*** Data extract ***

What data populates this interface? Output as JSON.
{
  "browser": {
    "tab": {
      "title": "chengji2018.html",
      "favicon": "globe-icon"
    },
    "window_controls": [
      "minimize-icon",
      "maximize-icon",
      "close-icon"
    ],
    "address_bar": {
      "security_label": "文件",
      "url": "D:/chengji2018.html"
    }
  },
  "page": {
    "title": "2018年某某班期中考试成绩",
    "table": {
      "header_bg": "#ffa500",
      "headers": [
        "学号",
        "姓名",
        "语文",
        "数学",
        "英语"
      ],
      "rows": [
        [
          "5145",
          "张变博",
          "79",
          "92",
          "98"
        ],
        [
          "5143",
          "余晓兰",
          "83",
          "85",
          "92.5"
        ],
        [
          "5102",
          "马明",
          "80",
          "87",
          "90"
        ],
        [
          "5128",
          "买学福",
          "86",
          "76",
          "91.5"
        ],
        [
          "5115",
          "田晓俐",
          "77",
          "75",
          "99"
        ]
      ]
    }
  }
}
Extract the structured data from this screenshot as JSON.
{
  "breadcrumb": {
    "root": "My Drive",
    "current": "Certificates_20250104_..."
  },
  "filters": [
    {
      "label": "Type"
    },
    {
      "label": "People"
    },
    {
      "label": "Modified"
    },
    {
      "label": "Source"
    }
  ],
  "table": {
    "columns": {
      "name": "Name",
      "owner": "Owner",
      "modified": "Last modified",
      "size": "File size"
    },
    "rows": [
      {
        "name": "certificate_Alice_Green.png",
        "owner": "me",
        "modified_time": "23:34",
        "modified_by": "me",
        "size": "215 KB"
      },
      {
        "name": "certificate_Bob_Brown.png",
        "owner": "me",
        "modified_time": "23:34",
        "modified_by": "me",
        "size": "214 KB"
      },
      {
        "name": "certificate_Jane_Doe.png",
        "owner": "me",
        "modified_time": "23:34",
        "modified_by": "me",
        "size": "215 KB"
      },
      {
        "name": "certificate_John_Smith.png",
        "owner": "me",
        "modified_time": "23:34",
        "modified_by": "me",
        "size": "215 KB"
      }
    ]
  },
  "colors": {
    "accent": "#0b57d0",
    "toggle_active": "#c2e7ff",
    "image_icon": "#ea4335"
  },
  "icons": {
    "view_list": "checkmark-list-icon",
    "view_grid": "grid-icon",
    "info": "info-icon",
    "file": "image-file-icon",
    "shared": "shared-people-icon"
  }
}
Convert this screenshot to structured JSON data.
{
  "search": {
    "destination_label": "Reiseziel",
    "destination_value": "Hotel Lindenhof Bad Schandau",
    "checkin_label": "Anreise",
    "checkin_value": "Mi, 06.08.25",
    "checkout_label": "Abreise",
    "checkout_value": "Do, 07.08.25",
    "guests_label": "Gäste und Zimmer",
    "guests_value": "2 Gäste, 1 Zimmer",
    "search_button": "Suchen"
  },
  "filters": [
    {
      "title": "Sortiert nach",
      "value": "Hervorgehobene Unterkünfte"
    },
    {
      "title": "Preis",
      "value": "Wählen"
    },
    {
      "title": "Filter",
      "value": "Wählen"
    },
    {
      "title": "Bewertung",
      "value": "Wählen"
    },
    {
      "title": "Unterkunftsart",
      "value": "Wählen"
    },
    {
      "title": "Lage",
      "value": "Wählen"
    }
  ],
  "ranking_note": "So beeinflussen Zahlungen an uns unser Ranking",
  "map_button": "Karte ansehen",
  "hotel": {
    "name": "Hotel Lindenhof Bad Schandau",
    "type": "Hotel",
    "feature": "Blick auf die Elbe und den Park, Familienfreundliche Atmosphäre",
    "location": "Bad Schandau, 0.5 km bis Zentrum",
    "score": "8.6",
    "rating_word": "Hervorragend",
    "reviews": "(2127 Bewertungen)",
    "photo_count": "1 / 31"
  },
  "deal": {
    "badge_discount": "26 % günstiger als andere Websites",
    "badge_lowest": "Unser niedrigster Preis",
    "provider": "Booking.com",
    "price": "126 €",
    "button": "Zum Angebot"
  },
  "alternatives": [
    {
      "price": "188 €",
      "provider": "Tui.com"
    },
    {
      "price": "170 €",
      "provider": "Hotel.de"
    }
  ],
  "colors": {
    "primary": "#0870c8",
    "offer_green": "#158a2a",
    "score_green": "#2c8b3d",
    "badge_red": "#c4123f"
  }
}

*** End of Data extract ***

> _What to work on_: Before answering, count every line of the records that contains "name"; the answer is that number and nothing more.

> _Output of the exercise_: 6